We have decided to measure concentrations of the drug in the blood stream and changes in the tumor cells to determine when the drug is effective, and then expand the dose to colon and pancreas cancer.
In addition, over the last year a lot of novel therapies have been developed and we have two trials open for patients with mutant KRAS, one for patients who received FOLFOX/Avastin who never had irinotecan, have mutant KRAS, and whose tumors continue to grow. For patients who had all therapies we have another trial.
We also have trials with novel compounds which focus on the VEGFR, but not VEGF like Avastin does. VEGFR is the receptor to which VEGF binds and may work when anti-VEGF does not work. This is a phase III randomized trial using an antibody against VEGFR. The control arm is no treatment.
We have openied a novel trial using lapatinib and LBH and LBH with 5-FU. These novel drugs attack specific alteration in the colon cancer cells. Both combinations were tested in vitro and in animals showing promising data, so we wrote them up for clinical trial.
We have a EPO906 trial which has shown to shrink tumors in patients who had all standard treatments and where those treatments stopped working.
We have phase I trials with inhibitors of Hedgehog, NOTCH, MEK, and others, which are novel smart drugs effecting specific genetic switches turned on in colon cancer. Also there are other trials which also make a lot of sense depending on the molecular make up of your tumor.
I hope this clarifies some of the questions that readers had.
From the Editor

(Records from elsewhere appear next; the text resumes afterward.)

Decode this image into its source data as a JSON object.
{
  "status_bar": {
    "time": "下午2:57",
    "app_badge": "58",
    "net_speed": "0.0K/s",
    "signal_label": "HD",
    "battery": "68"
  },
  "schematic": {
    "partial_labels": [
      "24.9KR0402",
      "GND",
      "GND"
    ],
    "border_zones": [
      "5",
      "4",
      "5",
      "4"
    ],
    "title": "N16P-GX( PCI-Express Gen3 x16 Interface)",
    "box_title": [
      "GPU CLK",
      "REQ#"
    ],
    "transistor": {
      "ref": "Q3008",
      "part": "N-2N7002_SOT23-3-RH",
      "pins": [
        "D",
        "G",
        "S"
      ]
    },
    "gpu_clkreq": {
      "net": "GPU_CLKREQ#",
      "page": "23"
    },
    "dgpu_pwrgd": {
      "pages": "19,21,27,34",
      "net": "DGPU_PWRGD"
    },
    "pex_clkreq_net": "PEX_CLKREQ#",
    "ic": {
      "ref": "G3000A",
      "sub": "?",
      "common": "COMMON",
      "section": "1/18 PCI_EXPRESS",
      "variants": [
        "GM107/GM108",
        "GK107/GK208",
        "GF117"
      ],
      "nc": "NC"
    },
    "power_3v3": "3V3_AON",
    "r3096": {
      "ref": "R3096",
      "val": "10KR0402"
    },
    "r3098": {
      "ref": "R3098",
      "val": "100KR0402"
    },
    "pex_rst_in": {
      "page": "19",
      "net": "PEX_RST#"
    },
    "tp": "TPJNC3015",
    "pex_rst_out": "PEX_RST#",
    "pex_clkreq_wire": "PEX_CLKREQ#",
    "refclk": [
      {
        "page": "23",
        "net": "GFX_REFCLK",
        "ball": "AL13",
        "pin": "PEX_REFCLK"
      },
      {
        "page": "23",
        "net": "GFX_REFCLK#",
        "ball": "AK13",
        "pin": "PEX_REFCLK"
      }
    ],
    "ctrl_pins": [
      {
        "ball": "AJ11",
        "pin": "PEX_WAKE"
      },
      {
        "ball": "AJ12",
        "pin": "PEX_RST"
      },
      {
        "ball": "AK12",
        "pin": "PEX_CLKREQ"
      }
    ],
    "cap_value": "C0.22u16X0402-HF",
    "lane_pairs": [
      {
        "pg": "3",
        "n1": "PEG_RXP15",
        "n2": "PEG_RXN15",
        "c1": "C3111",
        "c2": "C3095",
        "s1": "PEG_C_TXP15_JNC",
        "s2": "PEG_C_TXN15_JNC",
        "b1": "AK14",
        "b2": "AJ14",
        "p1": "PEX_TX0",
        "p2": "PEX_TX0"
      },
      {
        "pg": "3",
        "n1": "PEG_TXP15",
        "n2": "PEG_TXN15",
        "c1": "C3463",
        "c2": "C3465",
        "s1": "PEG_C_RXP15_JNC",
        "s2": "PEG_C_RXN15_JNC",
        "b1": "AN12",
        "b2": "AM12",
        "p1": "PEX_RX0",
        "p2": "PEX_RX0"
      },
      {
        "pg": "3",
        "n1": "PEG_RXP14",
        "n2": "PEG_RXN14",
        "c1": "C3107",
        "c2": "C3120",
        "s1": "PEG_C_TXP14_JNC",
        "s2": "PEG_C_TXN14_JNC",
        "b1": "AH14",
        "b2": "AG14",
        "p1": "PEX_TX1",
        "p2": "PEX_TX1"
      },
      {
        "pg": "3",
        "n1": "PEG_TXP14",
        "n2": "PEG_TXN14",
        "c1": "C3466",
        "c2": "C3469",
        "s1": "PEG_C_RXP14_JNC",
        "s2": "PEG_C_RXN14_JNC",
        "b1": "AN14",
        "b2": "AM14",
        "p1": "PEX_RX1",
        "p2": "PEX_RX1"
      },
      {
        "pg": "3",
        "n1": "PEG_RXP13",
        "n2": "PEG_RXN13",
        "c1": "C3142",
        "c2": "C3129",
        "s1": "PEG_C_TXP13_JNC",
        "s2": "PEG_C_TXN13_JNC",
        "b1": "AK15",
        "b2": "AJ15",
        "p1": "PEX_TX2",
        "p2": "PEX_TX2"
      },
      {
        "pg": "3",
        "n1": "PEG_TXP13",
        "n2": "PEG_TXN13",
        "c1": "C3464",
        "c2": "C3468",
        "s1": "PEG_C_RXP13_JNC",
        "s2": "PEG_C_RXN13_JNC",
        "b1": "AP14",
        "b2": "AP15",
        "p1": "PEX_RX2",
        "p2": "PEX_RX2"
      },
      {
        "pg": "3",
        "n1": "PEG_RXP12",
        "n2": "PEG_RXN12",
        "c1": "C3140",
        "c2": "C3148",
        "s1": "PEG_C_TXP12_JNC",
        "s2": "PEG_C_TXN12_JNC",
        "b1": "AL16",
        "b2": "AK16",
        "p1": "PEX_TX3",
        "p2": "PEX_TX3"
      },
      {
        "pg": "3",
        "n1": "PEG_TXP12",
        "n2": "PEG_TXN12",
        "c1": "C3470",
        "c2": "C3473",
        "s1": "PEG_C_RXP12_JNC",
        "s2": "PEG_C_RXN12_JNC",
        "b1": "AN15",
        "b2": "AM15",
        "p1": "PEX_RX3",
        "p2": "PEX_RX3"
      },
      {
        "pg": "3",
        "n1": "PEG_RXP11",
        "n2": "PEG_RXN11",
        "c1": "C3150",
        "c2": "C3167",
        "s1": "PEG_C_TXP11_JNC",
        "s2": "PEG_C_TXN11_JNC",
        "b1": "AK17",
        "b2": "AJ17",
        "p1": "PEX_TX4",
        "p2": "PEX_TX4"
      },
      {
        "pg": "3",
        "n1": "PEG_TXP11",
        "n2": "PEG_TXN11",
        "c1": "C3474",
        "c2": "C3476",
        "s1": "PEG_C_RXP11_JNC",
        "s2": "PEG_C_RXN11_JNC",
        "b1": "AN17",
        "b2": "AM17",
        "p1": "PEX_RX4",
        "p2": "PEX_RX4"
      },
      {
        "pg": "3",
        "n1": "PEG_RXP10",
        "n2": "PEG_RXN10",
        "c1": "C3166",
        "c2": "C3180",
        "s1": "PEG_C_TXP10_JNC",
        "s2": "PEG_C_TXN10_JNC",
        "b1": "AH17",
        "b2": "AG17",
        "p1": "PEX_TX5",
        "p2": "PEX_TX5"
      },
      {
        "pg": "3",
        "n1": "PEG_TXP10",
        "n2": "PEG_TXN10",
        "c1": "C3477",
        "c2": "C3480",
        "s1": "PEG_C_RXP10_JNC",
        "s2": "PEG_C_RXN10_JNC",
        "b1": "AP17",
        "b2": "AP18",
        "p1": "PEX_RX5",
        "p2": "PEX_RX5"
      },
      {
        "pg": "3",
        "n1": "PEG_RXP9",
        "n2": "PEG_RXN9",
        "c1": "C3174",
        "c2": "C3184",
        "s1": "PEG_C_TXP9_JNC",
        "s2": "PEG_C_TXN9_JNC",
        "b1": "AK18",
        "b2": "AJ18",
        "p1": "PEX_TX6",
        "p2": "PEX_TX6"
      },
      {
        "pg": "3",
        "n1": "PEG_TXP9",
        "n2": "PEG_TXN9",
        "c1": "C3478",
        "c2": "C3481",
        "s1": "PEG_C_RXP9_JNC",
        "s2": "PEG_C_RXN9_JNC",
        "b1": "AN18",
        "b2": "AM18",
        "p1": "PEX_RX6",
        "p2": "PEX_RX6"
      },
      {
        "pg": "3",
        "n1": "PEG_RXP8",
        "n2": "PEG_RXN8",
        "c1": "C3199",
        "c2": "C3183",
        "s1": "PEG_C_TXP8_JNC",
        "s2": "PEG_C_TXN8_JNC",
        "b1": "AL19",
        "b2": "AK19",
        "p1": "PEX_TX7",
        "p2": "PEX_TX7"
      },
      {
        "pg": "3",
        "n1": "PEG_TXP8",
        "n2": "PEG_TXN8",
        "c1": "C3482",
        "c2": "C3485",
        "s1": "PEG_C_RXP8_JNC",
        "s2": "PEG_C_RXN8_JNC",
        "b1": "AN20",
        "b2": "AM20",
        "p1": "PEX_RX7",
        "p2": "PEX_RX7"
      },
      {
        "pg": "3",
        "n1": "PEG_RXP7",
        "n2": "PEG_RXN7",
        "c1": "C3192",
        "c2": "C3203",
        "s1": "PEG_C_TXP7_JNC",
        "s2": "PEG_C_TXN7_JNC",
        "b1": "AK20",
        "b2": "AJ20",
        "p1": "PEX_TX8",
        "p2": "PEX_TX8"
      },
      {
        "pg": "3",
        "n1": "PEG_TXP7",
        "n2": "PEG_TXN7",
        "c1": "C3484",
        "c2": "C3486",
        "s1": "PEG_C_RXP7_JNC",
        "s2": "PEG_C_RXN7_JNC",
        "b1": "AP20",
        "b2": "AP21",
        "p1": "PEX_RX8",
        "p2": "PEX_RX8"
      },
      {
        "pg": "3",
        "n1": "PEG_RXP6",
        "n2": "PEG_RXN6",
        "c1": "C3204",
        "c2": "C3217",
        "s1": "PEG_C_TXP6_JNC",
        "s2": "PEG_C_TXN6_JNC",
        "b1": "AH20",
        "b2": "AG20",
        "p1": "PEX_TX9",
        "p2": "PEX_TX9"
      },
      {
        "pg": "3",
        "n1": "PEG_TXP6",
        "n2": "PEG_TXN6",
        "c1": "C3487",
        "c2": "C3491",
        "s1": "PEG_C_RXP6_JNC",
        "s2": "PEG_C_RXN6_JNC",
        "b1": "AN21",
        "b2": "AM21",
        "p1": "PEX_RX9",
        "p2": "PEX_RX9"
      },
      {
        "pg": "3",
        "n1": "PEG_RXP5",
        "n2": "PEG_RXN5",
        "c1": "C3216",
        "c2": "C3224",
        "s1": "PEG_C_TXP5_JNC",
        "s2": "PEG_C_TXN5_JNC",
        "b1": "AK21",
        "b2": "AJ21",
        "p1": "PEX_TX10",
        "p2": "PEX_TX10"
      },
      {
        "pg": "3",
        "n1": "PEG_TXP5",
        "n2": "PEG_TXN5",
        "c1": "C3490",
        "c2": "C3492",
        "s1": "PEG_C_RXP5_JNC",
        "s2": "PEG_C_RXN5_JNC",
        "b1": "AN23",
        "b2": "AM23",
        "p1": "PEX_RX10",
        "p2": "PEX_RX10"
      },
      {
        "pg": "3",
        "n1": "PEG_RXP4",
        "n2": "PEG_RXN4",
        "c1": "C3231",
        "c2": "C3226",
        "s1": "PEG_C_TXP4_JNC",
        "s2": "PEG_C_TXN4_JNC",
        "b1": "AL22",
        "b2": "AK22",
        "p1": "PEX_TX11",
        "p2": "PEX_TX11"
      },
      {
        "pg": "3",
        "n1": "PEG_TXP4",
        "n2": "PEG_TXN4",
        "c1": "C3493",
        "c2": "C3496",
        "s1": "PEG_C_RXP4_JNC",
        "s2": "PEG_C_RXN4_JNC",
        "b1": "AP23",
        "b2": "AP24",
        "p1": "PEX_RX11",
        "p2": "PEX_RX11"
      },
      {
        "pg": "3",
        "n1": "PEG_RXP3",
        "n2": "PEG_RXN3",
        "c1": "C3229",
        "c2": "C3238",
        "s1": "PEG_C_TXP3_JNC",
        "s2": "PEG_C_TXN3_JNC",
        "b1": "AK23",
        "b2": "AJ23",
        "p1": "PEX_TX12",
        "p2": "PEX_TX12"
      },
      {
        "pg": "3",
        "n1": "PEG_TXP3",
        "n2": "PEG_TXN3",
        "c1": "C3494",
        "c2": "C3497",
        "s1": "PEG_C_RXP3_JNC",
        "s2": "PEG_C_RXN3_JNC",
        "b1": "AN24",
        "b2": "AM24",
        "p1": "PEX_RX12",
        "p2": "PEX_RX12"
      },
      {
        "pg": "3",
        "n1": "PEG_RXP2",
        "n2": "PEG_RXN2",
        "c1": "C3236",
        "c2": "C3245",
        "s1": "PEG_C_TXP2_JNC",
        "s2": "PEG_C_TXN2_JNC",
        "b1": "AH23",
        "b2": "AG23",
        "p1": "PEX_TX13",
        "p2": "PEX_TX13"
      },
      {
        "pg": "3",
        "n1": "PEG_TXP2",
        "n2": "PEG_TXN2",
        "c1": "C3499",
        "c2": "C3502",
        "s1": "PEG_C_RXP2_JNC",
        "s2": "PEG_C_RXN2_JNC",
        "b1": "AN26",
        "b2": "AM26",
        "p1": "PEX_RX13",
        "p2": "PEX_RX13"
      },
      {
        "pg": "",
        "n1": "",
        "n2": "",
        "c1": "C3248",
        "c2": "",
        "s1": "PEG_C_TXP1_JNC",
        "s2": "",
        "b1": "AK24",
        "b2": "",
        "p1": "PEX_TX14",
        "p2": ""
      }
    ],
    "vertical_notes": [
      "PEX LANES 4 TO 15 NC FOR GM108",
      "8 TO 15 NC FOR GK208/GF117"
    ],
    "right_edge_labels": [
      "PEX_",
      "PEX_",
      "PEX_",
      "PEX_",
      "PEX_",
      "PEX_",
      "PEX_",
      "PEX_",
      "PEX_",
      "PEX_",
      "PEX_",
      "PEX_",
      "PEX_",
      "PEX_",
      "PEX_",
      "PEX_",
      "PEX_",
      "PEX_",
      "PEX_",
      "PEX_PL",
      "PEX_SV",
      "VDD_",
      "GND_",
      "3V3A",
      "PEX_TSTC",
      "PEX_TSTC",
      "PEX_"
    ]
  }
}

You can find a complete list of gastrointestinal cancer clinical trials currently available at the University of Southern California Norris Cancer Center online. Look for Dr. Lenz’s name as Principal Investigator and for colorectal somewhere in the name of the trial.
Some trials may also be available closer to where you live. Others are limited to USC Norris.
The Clinical Investigation Support Office at (323) 865-0451 at USC Norris can give you more information and answer your questions. Here are answers to some Frequently Asked Questions about clinical trials at USC Norris.
Call the Colorectal Cancer Coalition Answer Line for more help with understanding these trials or finding other clinical trials to meet your needs. 877-4CRC-111 (877-427-2111).
Update: View a video from Dr. Lenz about the drug’s development: